Here we have another of my attempts to space out climaxes. Sazed’s character climax—the first, and perhaps most important of his climactic chapters—comes here after Spook’s climax, but before the book really begins to end. I hope I squeezed this into the right place.
Before I talk about Sazed’s revelation, however, let’s do a few notes. First off, Spook is alive. Yes, I let him live. He earned it, for one, and for another, there is something very important he still needs to do. You’ll see.
Either way, I think—with the number of viewpoint characters I’ve killed in my books—that I’ve earned the right to have someone survive a very dangerous situation like Spook went through.
Also, as a note, Alendi was an Allomancer, as the epigraph notes here. He had to be—he heard the pulsing at the Well of Ascension when nobody else could. “Ah,” you might say, “but I thought that you said Allomancy didn’t exist before those beads.” That isn’t 100% true. The legends say that Allomancy came with the Deepness. Alendi was one of the very first Allomancers, and he gained his powers as the mists began to cover the world.
Because, of course, he was Snapped by the mists, like is happening to people in this book.
Sazed’s Character Climax
It’s both fascinating and worrisome for me to write about religion. As a religious person, it’s not my goal in these books to insult those who don’t have a religious belief themselves. However, I find faith—my own included—to be a fascinating thing, worthy of study and introspection.
And so I write in characters like Sazed, who think about these things and wrestle with them. He voices here some of my own frustrations and fears regarding religion. It is hard to believe, sometimes, in the face of some of the terrible things that religion has done in the world. The rationalization required for faith is sometimes difficult to justify.
But, on the other hand, I have seen beauty, peace, and love brought by religion. I have seen and felt things that seemed miracles to me at the time. Do I discard that?
I feel faith is important. Or, at least, it is to me. And so we have Sazed’s struggle.

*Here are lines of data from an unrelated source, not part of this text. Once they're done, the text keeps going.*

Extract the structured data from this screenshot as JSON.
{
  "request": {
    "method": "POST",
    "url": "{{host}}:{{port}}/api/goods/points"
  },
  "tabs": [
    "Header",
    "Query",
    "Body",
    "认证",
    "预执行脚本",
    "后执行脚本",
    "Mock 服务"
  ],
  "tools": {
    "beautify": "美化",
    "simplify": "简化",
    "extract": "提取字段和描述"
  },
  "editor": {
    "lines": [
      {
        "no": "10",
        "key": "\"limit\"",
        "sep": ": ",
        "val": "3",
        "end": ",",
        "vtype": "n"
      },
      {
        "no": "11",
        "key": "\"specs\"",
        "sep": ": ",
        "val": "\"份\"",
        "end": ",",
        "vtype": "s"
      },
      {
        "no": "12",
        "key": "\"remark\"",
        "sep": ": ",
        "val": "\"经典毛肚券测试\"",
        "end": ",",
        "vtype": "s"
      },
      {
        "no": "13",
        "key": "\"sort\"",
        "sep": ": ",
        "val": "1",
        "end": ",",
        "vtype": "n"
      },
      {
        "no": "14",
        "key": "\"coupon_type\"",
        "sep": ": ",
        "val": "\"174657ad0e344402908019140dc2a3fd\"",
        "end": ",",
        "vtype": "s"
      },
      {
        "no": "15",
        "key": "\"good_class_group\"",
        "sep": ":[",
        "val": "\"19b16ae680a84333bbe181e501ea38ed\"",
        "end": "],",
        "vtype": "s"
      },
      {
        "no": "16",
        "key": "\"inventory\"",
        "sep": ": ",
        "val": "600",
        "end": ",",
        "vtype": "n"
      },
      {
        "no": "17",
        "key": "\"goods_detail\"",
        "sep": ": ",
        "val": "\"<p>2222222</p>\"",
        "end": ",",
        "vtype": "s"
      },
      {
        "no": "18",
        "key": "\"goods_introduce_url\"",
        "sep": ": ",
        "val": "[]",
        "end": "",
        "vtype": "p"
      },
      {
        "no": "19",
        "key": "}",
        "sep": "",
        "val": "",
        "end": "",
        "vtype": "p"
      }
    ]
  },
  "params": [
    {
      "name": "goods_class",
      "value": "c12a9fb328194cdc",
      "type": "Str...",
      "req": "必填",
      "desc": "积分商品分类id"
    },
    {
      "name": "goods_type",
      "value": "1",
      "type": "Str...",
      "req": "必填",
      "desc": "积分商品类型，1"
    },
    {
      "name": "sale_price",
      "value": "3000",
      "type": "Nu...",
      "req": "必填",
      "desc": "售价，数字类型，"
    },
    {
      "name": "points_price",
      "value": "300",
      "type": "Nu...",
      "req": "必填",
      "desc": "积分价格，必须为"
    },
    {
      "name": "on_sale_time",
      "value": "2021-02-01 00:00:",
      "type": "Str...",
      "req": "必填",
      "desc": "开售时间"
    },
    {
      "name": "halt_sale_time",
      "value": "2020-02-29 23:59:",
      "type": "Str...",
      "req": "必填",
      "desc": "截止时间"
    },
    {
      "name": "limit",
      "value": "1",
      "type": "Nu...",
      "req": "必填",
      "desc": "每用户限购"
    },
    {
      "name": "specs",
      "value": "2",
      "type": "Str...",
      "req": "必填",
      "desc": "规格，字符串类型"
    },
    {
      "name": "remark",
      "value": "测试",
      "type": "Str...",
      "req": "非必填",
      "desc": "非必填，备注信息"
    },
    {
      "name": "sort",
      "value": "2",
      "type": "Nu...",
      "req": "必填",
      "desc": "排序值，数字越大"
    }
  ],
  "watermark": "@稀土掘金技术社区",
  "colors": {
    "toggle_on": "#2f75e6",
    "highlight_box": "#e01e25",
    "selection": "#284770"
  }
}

There is a lot more to come; I didn’t give him an easy answer in the form of the Terris religion. (Though I hope the reader is expecting one, as I always like to surprise you.)